Number two on that dynamic and eponymous list is a film that doesn’t even peek its way into some other Top 100 lists. Clearly a fan favorite though, The Shawshank Redemption has found endless support in the world of DVD sales and television airing. Starring Morgan Freeman and Tim Robbins, The Shawshank Redemption is the story of Andy Dufresne, falsely imprisoned for the murder of his wife and her lover for two consecutive life terms. Morgan Freeman plays the part of Red, who also narrates as Andy goes from quiet unassuming banker to beaten, abused bottom rung of the prison ladder to the warden’s personal accountant and purveyor of the newly minted prison library. The film spans the course of 20 years, and in that time Andy finds himself a substantial place in the prison hierarchy and garners powers through his intelligence that no prisoner should be allowed.
When Andy’s savior enters the prison with the proof he needs to clear his name, tensions reach a boiling point and the Warden acts excessively forcing Andy into action. Following is one of the most entertaining and satisfying conclusions in recent cinema. The film’s run time, at nearly 2 and a half hours is well worth the wait just for those final 10 minutes.
The film was written and directed by Frank Darabondt, after his purchase of the rights to Stephen King’s novella, Rita Hayworth and Shawshank Redemption. He takes liberties with the material and makes a great deal of changes, but the core ideas and themes remain intact albeit the voice severely changed from King’s to something decidedly more subdued.
Interpretations of the film aren’t nearly as varied as films on this list from earlier decades, probably due to its much more recent release. Drawing heavily from The Count of Monte Cristo, the film doesn’t however go down the road of revenge and sacrifice as Dumas’ classic does. Instead, Andy’s key characteristic is his integrity, and as he endures the beatings of his fellow inmates, injustices of his warden, betrayal by his ex-wife, and the injustice of the system that allowed it all to happen, he stands strong and eventually uses his gifts to escape.

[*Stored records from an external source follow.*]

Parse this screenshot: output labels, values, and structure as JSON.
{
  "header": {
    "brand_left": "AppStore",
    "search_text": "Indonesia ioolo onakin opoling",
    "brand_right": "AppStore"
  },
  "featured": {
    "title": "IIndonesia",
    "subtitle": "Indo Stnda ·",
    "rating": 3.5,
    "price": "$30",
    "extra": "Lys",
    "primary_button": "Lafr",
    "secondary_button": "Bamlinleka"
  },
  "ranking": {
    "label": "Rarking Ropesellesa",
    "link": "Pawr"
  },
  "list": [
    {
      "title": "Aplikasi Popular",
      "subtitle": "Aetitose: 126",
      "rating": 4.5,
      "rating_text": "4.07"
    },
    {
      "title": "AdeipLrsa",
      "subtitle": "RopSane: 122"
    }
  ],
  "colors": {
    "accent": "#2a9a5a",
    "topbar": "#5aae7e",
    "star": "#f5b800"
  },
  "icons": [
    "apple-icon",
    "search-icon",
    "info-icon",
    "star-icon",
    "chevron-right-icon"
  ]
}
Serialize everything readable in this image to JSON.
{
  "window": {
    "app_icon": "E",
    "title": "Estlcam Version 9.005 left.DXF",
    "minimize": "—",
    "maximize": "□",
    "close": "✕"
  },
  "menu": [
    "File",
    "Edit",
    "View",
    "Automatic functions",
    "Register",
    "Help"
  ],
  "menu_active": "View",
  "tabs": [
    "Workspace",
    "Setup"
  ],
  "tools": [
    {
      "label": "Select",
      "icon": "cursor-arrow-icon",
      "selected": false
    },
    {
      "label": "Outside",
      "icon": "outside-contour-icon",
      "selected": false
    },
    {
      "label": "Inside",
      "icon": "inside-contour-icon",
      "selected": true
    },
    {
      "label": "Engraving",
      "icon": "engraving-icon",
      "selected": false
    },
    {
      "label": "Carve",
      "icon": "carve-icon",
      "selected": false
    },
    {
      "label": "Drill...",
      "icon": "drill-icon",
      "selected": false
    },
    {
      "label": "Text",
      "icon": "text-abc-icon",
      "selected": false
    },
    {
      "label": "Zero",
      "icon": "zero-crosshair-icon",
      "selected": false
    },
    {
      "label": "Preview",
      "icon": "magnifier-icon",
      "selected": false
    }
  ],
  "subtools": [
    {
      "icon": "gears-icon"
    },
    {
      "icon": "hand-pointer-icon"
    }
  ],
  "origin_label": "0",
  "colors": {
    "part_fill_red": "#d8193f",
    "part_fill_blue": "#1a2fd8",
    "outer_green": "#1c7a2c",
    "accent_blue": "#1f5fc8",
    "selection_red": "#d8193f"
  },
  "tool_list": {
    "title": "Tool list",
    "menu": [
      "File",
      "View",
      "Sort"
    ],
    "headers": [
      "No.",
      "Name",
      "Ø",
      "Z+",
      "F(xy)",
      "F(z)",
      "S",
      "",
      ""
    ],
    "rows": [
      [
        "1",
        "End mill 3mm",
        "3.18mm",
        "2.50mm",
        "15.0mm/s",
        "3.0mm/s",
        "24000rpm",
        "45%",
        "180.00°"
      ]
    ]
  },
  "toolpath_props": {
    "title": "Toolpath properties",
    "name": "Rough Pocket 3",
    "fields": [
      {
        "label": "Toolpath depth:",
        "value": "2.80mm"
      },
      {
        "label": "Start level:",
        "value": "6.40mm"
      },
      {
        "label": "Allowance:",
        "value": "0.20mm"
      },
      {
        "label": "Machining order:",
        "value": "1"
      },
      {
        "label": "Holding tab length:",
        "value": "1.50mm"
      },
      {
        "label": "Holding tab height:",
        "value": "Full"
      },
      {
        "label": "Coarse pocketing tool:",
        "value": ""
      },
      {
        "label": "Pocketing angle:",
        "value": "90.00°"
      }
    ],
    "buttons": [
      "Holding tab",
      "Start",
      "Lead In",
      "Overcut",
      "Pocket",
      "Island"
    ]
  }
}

His is a tale of hope and patience and finally of success under horrendous circumstances and finally reward.
Parallels have even been made between Andy and Christ, following the false arrest, imprisonment and crucifixion after betrayal by a loved one, only to die and be resurrected anew, awarded for the injustices committed against them. The director denies any intentional parallel though. Thankfully art is open to all interpretations despite original intentions, and we’re still allowed to make the connections.
As a film still fresh in the memory of Hollywood and critics, the reception is still very much contemporary. Critics cite it as a great film but a modern film, and in the year of its release (1994) it was forced to compete with Forrest Gump at the Academy Awards and thus failed to win a single one. But, it has endured with greater tenacity than Tom Hanks fame machine, voted to the number two spot on IMDB’s list, and last year named the #1 film of all time by a reader poll in Empire.
A true testament to the nature and power of IMDB, The Shawshank Redemption’s impression is still felt among movie lovers new and old 13 years later, and will likely continue.